Examination of the patellofemoral joint.

Manske RC and Davies GJ. Int J Sports Phys Ther. 2016 Dec;11(6):831-853. [Link to free full text article]

This is the editor's interpretation of a paper published in the orthopaedic literature in 2016 - our attempt to make relevant medical articles accessible to lay readers. If you wish to read the original it is easy to ask your librarian to obtain a reprint for you from any medical library.

This is a comprehensive educational paper discussing the evaluation of those conditions that fall under the loose umbrella of Patellofemoral Pain Syndrome or PFPS. The article is 22 pages long, and illustrated. It is also easy to read, so I will only go over the key points here, because there is a link above to the free full text article.

The authors make the very good point that "(t)he seemingly simple design of the patellofemoral joint, is, in reality, a very complex articulation with contributing factors that are both intrinsic and extrinsic in nature, noncontractile and contractile, some of which include substantial interplay from other more distant sources, such as the hip or foot." They point out that the complaint may be non-specific in nature and symptoms may be traced to a variety of initiating circumstances.

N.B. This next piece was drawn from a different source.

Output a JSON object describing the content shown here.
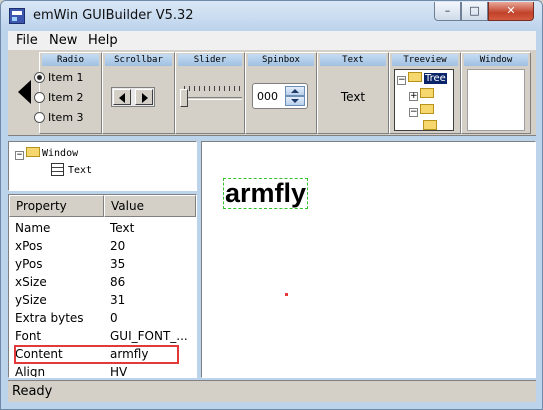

They go through key points of the history, and then detail the clinical examination with illustration.